(Recorded data)

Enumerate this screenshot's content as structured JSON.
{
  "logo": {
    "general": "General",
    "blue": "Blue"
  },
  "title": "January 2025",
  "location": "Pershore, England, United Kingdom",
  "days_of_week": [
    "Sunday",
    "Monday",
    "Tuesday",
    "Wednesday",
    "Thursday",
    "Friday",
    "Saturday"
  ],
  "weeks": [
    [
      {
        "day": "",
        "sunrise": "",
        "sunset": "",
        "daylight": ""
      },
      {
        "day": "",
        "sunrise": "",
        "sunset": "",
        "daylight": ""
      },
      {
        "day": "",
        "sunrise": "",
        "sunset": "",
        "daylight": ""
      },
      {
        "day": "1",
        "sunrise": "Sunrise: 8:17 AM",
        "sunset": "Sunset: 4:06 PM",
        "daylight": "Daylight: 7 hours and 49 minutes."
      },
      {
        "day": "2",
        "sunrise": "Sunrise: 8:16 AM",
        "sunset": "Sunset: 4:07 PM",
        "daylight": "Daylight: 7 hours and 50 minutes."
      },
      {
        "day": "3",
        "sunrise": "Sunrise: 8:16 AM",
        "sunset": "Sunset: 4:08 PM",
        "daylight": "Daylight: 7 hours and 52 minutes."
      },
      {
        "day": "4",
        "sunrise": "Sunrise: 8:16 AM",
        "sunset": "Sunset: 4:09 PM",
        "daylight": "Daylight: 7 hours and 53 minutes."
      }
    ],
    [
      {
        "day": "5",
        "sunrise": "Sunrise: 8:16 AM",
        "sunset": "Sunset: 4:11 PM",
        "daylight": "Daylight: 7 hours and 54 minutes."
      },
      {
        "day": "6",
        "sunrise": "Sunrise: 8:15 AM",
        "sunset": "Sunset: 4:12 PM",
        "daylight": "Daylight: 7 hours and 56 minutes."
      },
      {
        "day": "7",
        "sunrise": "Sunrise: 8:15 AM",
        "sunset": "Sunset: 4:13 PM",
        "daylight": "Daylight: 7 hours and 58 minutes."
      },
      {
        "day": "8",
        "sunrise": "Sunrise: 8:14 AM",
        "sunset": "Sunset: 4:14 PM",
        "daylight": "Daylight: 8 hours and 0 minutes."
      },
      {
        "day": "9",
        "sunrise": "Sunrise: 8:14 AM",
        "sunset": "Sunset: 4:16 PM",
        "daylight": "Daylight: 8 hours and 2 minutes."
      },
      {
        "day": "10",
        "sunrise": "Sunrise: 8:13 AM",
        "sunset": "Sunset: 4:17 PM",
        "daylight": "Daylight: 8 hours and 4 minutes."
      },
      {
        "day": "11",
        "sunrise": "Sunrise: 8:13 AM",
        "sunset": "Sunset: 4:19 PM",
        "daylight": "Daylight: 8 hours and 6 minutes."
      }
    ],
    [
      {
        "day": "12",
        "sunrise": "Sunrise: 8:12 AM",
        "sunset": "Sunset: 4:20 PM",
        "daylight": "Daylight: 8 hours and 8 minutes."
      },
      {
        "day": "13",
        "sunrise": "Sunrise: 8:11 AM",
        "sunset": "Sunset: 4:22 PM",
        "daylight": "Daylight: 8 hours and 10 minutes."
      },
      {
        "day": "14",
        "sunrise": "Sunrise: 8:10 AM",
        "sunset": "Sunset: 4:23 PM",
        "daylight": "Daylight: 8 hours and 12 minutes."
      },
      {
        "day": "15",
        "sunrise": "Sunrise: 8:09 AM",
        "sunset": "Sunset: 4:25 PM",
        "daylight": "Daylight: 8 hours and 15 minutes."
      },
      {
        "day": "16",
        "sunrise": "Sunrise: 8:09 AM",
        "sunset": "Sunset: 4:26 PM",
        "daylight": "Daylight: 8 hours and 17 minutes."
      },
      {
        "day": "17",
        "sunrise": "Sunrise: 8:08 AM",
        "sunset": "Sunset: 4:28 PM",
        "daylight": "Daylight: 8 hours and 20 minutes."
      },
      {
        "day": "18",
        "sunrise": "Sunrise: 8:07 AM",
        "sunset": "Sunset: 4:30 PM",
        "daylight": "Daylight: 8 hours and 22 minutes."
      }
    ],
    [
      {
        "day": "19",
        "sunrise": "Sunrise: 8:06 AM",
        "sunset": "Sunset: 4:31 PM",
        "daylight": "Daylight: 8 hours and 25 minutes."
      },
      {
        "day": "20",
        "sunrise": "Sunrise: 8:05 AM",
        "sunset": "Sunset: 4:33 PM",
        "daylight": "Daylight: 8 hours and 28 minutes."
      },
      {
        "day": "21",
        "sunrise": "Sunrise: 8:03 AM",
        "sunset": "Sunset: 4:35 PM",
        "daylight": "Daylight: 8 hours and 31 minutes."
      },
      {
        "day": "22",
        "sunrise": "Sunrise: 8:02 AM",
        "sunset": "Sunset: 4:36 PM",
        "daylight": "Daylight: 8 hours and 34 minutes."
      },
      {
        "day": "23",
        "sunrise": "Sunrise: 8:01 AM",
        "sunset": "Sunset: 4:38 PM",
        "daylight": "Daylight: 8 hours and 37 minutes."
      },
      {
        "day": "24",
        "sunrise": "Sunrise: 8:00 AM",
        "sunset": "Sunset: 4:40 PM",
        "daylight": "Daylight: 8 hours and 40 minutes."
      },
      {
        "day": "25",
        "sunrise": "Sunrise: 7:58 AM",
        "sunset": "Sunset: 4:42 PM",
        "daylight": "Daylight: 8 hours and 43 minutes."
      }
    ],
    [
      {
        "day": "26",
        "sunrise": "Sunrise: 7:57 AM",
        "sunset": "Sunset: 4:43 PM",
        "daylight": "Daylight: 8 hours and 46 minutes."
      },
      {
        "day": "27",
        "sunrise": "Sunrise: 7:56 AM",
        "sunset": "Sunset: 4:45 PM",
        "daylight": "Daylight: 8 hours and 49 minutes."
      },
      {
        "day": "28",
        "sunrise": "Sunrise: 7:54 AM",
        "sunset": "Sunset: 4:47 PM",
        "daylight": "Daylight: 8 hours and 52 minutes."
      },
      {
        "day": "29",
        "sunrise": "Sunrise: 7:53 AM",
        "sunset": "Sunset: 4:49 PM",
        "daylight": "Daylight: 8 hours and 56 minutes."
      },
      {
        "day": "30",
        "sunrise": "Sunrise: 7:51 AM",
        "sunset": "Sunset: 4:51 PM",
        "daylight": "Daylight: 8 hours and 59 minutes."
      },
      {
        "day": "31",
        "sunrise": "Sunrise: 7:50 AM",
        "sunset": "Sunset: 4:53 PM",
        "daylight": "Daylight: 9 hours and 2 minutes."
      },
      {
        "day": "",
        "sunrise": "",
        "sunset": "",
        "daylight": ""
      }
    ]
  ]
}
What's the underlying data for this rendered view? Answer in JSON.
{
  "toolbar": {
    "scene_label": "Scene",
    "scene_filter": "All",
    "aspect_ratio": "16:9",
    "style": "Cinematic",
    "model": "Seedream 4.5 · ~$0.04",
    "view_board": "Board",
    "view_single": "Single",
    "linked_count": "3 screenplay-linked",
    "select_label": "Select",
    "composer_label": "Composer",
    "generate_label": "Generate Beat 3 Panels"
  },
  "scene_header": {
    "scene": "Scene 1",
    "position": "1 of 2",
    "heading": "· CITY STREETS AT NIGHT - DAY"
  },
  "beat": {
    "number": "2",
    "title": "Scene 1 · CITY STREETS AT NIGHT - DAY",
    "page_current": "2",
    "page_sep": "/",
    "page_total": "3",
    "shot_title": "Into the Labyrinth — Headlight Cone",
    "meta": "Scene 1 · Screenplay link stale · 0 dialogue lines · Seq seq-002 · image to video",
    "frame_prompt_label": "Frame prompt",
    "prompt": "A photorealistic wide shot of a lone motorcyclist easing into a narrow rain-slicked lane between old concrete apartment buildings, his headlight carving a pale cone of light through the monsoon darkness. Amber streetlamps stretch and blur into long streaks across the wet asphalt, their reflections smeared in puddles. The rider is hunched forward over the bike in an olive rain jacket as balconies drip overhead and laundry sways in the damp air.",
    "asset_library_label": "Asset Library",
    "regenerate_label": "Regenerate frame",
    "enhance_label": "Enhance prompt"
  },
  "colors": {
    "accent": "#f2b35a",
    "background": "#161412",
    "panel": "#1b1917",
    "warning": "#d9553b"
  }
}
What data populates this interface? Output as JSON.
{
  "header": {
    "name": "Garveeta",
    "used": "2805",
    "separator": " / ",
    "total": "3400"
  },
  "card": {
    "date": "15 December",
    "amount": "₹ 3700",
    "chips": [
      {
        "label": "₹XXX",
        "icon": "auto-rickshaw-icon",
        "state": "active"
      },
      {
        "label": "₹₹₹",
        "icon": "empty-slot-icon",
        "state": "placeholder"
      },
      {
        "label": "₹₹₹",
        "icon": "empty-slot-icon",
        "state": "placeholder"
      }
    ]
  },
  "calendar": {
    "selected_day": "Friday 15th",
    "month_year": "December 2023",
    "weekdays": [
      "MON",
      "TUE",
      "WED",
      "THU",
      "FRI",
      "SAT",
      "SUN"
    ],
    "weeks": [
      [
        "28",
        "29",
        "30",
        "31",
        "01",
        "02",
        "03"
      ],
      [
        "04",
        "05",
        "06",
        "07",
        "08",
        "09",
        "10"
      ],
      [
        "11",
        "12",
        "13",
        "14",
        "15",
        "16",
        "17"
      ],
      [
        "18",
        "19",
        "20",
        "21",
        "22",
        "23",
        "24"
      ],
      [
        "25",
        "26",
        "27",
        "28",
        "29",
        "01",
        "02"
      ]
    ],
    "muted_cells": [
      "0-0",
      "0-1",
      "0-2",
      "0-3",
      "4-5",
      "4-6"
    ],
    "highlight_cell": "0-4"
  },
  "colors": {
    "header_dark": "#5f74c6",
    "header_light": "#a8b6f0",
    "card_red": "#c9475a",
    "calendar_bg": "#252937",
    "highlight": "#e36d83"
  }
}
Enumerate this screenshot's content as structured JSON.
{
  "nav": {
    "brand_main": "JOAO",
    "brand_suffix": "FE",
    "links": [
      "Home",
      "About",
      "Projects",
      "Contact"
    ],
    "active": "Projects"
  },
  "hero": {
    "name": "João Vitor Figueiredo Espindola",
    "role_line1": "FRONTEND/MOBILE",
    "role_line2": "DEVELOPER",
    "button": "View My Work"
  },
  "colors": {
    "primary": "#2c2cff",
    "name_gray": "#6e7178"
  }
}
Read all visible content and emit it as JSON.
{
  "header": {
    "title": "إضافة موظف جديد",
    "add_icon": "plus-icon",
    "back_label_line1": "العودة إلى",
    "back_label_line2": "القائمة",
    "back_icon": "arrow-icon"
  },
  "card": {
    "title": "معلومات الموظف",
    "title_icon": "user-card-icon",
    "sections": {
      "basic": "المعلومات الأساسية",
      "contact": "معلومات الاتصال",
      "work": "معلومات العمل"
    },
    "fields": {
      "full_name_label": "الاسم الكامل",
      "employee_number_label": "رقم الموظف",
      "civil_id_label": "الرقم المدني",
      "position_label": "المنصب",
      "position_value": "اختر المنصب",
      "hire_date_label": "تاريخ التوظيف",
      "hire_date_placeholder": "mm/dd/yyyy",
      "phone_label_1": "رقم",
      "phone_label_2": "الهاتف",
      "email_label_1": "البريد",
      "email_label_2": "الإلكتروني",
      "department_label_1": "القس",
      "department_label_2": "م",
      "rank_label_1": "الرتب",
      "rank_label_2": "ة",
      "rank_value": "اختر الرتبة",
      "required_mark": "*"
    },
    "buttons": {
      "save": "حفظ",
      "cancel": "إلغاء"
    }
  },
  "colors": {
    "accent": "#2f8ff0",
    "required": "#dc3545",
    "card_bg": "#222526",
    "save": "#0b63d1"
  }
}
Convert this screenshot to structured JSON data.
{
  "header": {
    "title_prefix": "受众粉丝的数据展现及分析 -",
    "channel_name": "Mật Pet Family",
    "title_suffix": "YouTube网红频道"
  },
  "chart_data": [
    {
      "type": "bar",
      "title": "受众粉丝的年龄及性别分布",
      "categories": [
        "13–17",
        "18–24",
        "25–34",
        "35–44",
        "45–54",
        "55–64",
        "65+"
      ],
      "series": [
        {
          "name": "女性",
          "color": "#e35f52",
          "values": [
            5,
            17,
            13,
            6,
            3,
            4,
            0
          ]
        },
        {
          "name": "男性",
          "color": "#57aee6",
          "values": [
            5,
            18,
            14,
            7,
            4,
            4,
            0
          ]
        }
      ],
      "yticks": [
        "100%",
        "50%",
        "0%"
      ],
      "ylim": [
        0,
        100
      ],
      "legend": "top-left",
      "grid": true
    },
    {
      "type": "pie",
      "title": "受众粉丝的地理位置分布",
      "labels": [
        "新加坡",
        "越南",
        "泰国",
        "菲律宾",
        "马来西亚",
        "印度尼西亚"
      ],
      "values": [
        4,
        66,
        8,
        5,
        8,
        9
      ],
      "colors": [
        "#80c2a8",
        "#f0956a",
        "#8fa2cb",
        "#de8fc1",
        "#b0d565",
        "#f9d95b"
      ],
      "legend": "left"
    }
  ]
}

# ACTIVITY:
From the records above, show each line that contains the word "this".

# EXERCISE RESPONSE:
Enumerate this screenshot's content as structured JSON.
What's the underlying data for this rendered view? Answer in JSON.
What data populates this interface? Output as JSON.
Enumerate this screenshot's content as structured JSON.
Convert this screenshot to structured JSON data.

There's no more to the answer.